If you have a Valley hatch that seems to degrade prematurely, it's most likely an old hatch. Ask your manufacturer about the production date, because even when not exposed to UV, storage in hot warehouse conditions will create a shelf life for these & any other rubber based product.
As with all mass produced products, there have been the rare batch down through the years where one or two hatches seem to have degraded prematurely, but our experience with Valley since 2008, selling many hundreds of boats, would suggest this is less than 1%. It's sure isn't a replacement rate that has us questioning the integrity of the product, & is dead in line with rates of replacment due to UV degradation & other issues like delamination on the other hatch system we supply.

Our responses to negative industry campaigns are always the same. We won't ever be drawn into the double negative of berating another product to try to elevate our own, instead reinforcing the positive aspects of a particular craft or accessory, based on our own experiences of using these products in the most demanding environment of all, the sea.
If you'd like more detailed information about the Valley hatch system, please get in touch with Rob or Mark.

Friday 10 February 2012

Fridays from the Vault - Downwind on the Epic V10 Sport

My little stats page on Blogger clocked over to 300 posts last week. I noted the milestone & then spent a couple of hours during the day scrolling back through the posts from years gone by, seeing how much my own perception on some things has changed, & also how similar it is today to when I first started on other things.
The first post was a welcome in January 2008, about six months after we began as Expedition Kayaks. Back then I was an avid surf kayaker, paddled the Impex Currituck (a boat I still enjoy whenever I can get into a rare specimen), figured surf skis were for clubbies & too tippy, Greenland rolling was for beardie weirdies, and with a busy family life couldn't envisage getting away for that shining light on the hill, the one 'big' trip.
In the years since my interests have broadened considerably and I'm probably unrecognisable as a paddler from the one who got out a couple of times a month back in '08. It makes me wonder what I'll be into in four years time….
There were more than a few blog posts that brought a wry smile, so I thought I would put up a weekly reminder of some of the articles that I particularly enjoyed writing up.
The first of these comes from March 2010, and documents my first ever paddle on the open sea in my new Epic V10 Sport. My mate Stacka & I decided to take out skis out for two 'out-and-backs' from La Perouse, in some moderate seas whipped up by a couple of days of southerlies. Watching it with a discrening eye now it was pretty clearly a crash or burn experince, I'm pretty shaky, my stroke turns to all arms once the heat goes on, and there are about half a dozen safety trailing braces that save me from a swim, and my expression betrays my anxiety levels! But, you really only learn how to do this sort of paddling my doing…..this sort of paddling..!
The post is HERE, and the video from the paddle is below, this was one helluva fun ride….
Check back each Friday for more EK posts 'from the Vault'.

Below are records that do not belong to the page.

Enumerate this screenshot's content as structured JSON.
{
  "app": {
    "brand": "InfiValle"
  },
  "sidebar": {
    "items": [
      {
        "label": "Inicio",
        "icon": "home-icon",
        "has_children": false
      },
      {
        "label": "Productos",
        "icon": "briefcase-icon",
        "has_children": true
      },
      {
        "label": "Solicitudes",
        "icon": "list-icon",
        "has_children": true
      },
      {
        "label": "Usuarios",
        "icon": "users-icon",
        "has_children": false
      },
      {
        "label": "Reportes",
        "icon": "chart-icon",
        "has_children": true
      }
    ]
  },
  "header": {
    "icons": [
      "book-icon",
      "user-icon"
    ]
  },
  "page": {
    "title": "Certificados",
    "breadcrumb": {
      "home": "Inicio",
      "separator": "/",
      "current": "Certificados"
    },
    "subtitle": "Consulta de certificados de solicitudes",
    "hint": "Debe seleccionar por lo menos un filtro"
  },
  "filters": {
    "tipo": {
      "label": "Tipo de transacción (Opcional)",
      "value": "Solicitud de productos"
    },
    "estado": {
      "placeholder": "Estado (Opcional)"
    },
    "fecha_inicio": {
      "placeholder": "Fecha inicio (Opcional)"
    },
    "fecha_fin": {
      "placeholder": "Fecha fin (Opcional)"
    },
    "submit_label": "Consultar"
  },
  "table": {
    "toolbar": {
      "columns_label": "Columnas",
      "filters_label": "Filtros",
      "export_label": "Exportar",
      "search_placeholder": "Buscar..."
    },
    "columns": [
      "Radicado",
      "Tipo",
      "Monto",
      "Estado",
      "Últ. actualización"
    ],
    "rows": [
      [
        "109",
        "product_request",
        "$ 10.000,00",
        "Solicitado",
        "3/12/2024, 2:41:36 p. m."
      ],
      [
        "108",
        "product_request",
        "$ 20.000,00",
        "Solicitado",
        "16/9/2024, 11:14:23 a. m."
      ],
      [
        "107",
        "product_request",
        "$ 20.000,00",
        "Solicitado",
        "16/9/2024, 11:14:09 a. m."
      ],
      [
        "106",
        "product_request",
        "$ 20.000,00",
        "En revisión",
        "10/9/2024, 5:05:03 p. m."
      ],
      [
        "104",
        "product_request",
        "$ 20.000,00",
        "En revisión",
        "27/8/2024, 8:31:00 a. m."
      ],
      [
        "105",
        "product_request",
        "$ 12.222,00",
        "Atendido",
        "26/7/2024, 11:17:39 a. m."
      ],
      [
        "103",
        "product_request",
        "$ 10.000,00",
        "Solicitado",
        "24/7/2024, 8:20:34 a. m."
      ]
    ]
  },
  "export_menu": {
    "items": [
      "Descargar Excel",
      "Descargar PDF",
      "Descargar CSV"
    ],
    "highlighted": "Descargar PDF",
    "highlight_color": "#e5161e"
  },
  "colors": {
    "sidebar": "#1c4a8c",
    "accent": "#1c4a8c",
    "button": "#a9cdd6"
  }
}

The Velocimiser Sea Kayak Foil Rudder

After two solid years of R&D, we can finally announce a series of successful sea trials of our new foiling sea kayak rudder, The Velocim...